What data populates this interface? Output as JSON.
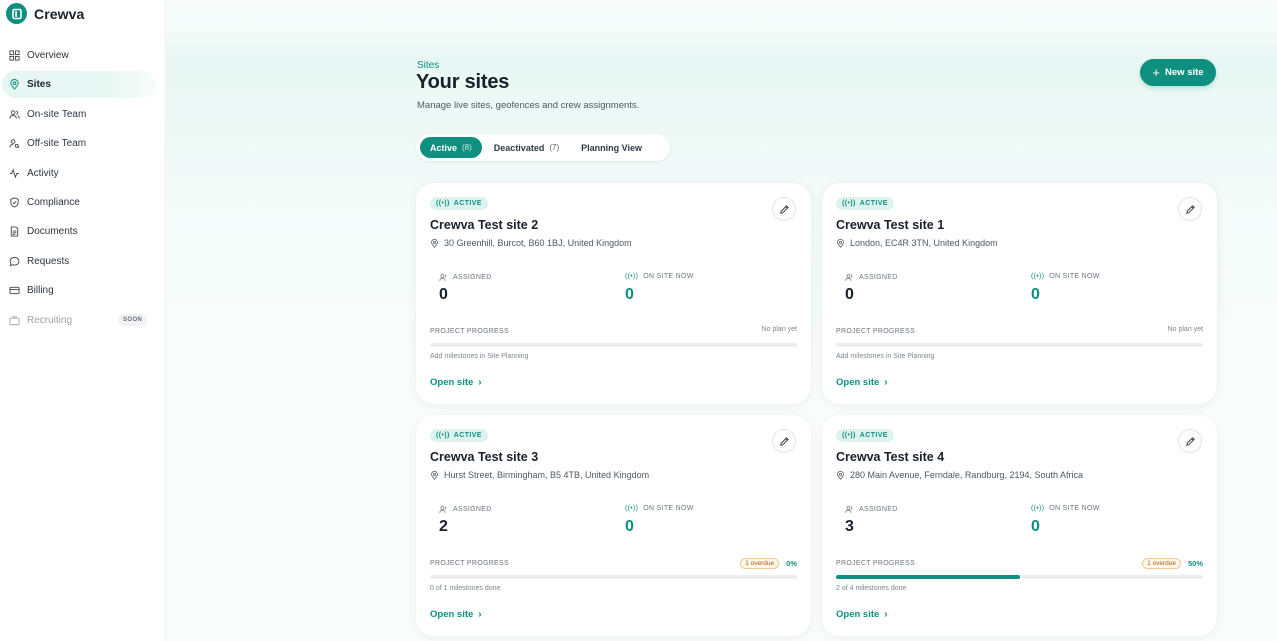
{
  "app": {
    "name": "Crewva"
  },
  "sidebar": {
    "items": [
      {
        "label": "Overview",
        "icon": "grid-icon"
      },
      {
        "label": "Sites",
        "icon": "map-pin-icon",
        "active": true
      },
      {
        "label": "On-site Team",
        "icon": "users-icon"
      },
      {
        "label": "Off-site Team",
        "icon": "user-search-icon"
      },
      {
        "label": "Activity",
        "icon": "activity-icon"
      },
      {
        "label": "Compliance",
        "icon": "shield-icon"
      },
      {
        "label": "Documents",
        "icon": "document-icon"
      },
      {
        "label": "Requests",
        "icon": "chat-icon"
      },
      {
        "label": "Billing",
        "icon": "credit-card-icon"
      },
      {
        "label": "Recruiting",
        "icon": "briefcase-icon",
        "disabled": true,
        "badge": "SOON"
      }
    ]
  },
  "header": {
    "breadcrumb": "Sites",
    "title": "Your sites",
    "subtitle": "Manage live sites, geofences and crew assignments.",
    "new_button": "New site"
  },
  "tabs": [
    {
      "label": "Active",
      "count": "(8)",
      "active": true
    },
    {
      "label": "Deactivated",
      "count": "(7)"
    },
    {
      "label": "Planning View",
      "count": ""
    }
  ],
  "labels": {
    "assigned": "ASSIGNED",
    "on_site_now": "ON SITE NOW",
    "project_progress": "PROJECT PROGRESS",
    "open_site": "Open site"
  },
  "colors": {
    "accent": "#0f8f80",
    "accent_light": "#dff3ee",
    "overdue": "#b45a09"
  },
  "cards": [
    {
      "status": "ACTIVE",
      "title": "Crewva Test site 2",
      "address": "30 Greenhill, Burcot, B60 1BJ, United Kingdom",
      "assigned": "0",
      "on_site_now": "0",
      "progress_right": "No plan yet",
      "overdue": "",
      "percent": "",
      "progress_value": 0,
      "note": "Add milestones in Site Planning"
    },
    {
      "status": "ACTIVE",
      "title": "Crewva Test site 1",
      "address": "London, EC4R 3TN, United Kingdom",
      "assigned": "0",
      "on_site_now": "0",
      "progress_right": "No plan yet",
      "overdue": "",
      "percent": "",
      "progress_value": 0,
      "note": "Add milestones in Site Planning"
    },
    {
      "status": "ACTIVE",
      "title": "Crewva Test site 3",
      "address": "Hurst Street, Birmingham, B5 4TB, United Kingdom",
      "assigned": "2",
      "on_site_now": "0",
      "progress_right": "",
      "overdue": "1 overdue",
      "percent": "0%",
      "progress_value": 0,
      "note": "0 of 1 milestones done"
    },
    {
      "status": "ACTIVE",
      "title": "Crewva Test site 4",
      "address": "280 Main Avenue, Ferndale, Randburg, 2194, South Africa",
      "assigned": "3",
      "on_site_now": "0",
      "progress_right": "",
      "overdue": "1 overdue",
      "percent": "50%",
      "progress_value": 0.5,
      "note": "2 of 4 milestones done"
    }
  ]
}
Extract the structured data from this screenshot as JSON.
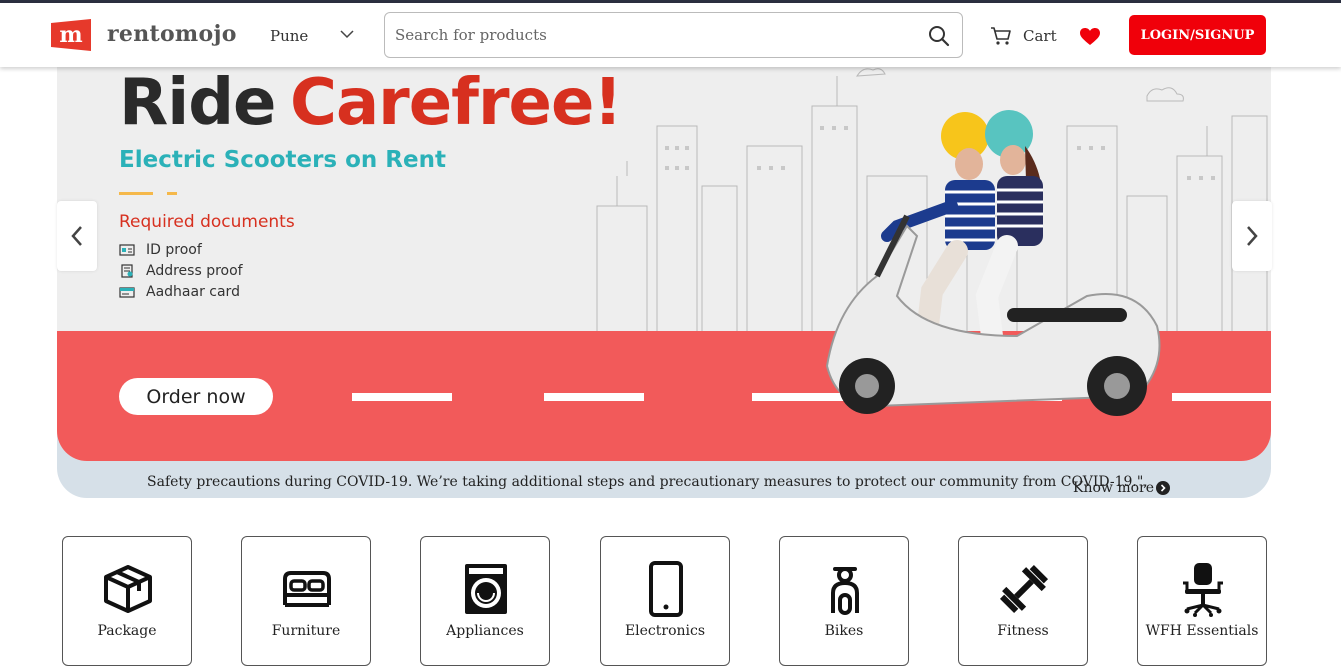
{
  "header": {
    "brand": "rentomojo",
    "city": "Pune",
    "search_placeholder": "Search for products",
    "cart_label": "Cart",
    "login_label": "LOGIN/SIGNUP"
  },
  "banner": {
    "title_part1": "Ride",
    "title_part2": "Carefree!",
    "subtitle": "Electric Scooters on Rent",
    "required_docs_title": "Required documents",
    "docs": [
      "ID proof",
      "Address proof",
      "Aadhaar card"
    ],
    "cta": "Order now",
    "notice": "Safety precautions during COVID-19. We’re taking additional steps and precautionary measures to protect our community from COVID-19.\",",
    "know_more": "Know more"
  },
  "categories": [
    {
      "label": "Package",
      "icon": "box-icon"
    },
    {
      "label": "Furniture",
      "icon": "bed-icon"
    },
    {
      "label": "Appliances",
      "icon": "washing-machine-icon"
    },
    {
      "label": "Electronics",
      "icon": "phone-icon"
    },
    {
      "label": "Bikes",
      "icon": "scooter-icon"
    },
    {
      "label": "Fitness",
      "icon": "dumbbell-icon"
    },
    {
      "label": "WFH Essentials",
      "icon": "office-chair-icon"
    }
  ],
  "colors": {
    "brand_red": "#f0000a",
    "title_red": "#d7301f",
    "teal": "#2bb1b8",
    "road": "#f25a5a",
    "covid_strip": "#d6e0e8"
  }
}
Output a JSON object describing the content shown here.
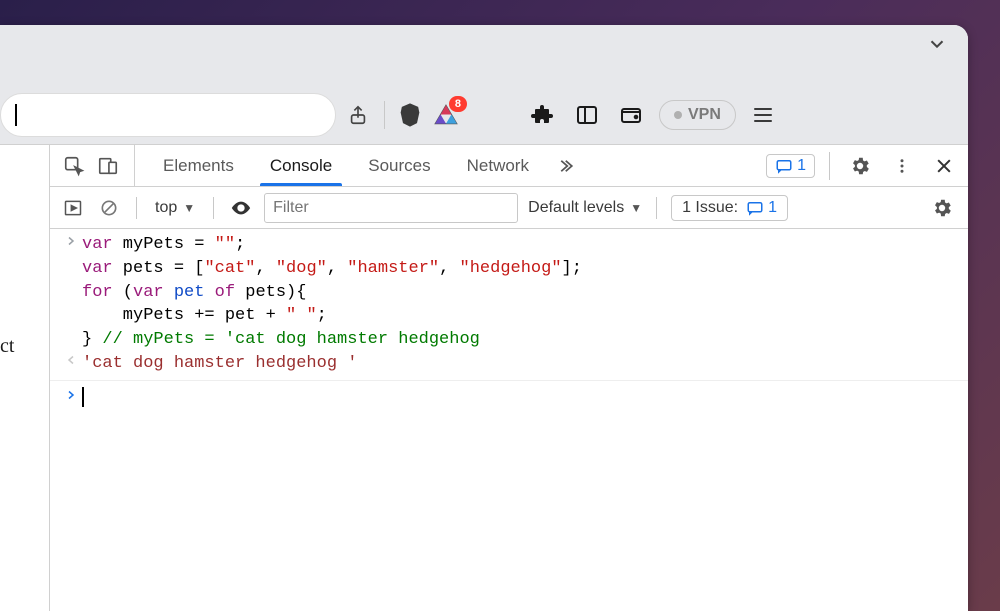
{
  "browser": {
    "rewards_badge": "8",
    "vpn_label": "VPN"
  },
  "devtools": {
    "tabs": {
      "elements": "Elements",
      "console": "Console",
      "sources": "Sources",
      "network": "Network"
    },
    "issues_chip_count": "1",
    "console_toolbar": {
      "context": "top",
      "filter_placeholder": "Filter",
      "levels": "Default levels",
      "issue_label": "1 Issue:",
      "issue_count": "1"
    },
    "console": {
      "code_lines": [
        {
          "segments": [
            {
              "t": "kw",
              "v": "var"
            },
            {
              "t": "op",
              "v": " myPets = "
            },
            {
              "t": "str",
              "v": "\"\""
            },
            {
              "t": "op",
              "v": ";"
            }
          ]
        },
        {
          "segments": [
            {
              "t": "kw",
              "v": "var"
            },
            {
              "t": "op",
              "v": " pets = ["
            },
            {
              "t": "str",
              "v": "\"cat\""
            },
            {
              "t": "op",
              "v": ", "
            },
            {
              "t": "str",
              "v": "\"dog\""
            },
            {
              "t": "op",
              "v": ", "
            },
            {
              "t": "str",
              "v": "\"hamster\""
            },
            {
              "t": "op",
              "v": ", "
            },
            {
              "t": "str",
              "v": "\"hedgehog\""
            },
            {
              "t": "op",
              "v": "];"
            }
          ]
        },
        {
          "segments": [
            {
              "t": "kw",
              "v": "for"
            },
            {
              "t": "op",
              "v": " ("
            },
            {
              "t": "kw",
              "v": "var"
            },
            {
              "t": "op",
              "v": " "
            },
            {
              "t": "ident",
              "v": "pet"
            },
            {
              "t": "op",
              "v": " "
            },
            {
              "t": "kw",
              "v": "of"
            },
            {
              "t": "op",
              "v": " pets){"
            }
          ]
        },
        {
          "segments": [
            {
              "t": "op",
              "v": "    myPets += pet + "
            },
            {
              "t": "str",
              "v": "\" \""
            },
            {
              "t": "op",
              "v": ";"
            }
          ]
        },
        {
          "segments": [
            {
              "t": "op",
              "v": "} "
            },
            {
              "t": "comment",
              "v": "// myPets = 'cat dog hamster hedgehog"
            }
          ]
        }
      ],
      "output": "'cat dog hamster hedgehog '"
    }
  },
  "page_fragment": "ct"
}
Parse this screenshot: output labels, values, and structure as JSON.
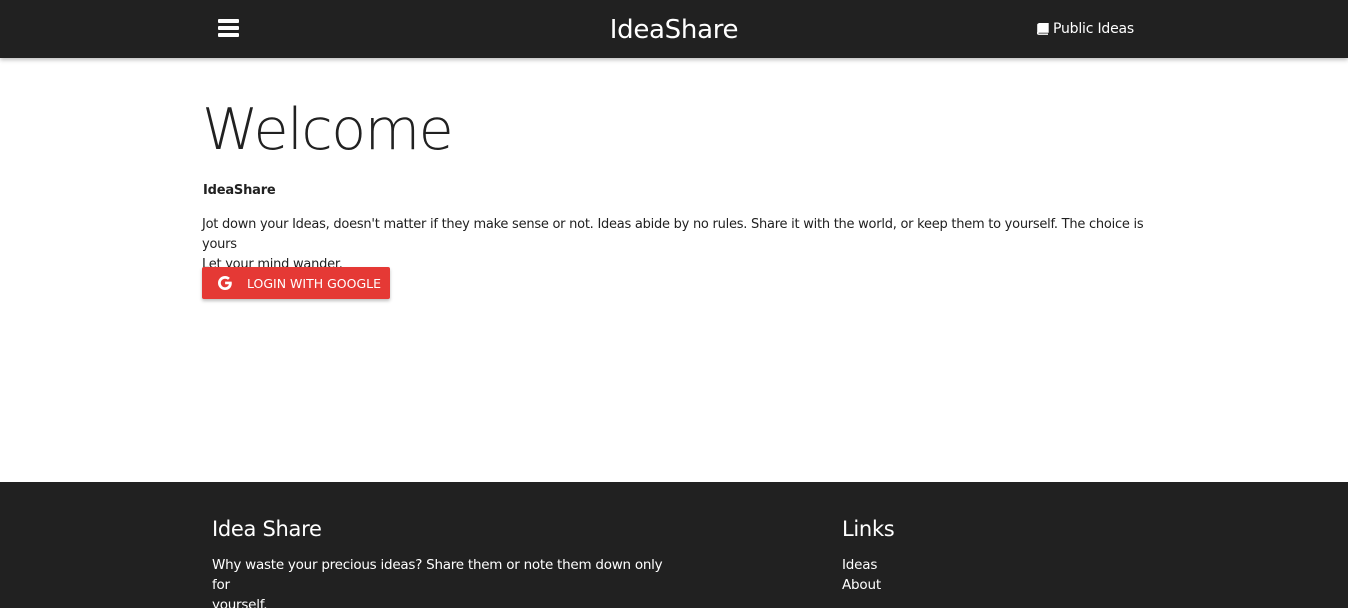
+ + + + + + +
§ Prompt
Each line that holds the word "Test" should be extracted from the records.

§ Written response
      "title": "Crewva Test site 2",
      "title": "Crewva Test site 1",
      "title": "Crewva Test site 3",
      "title": "Crewva Test site 4",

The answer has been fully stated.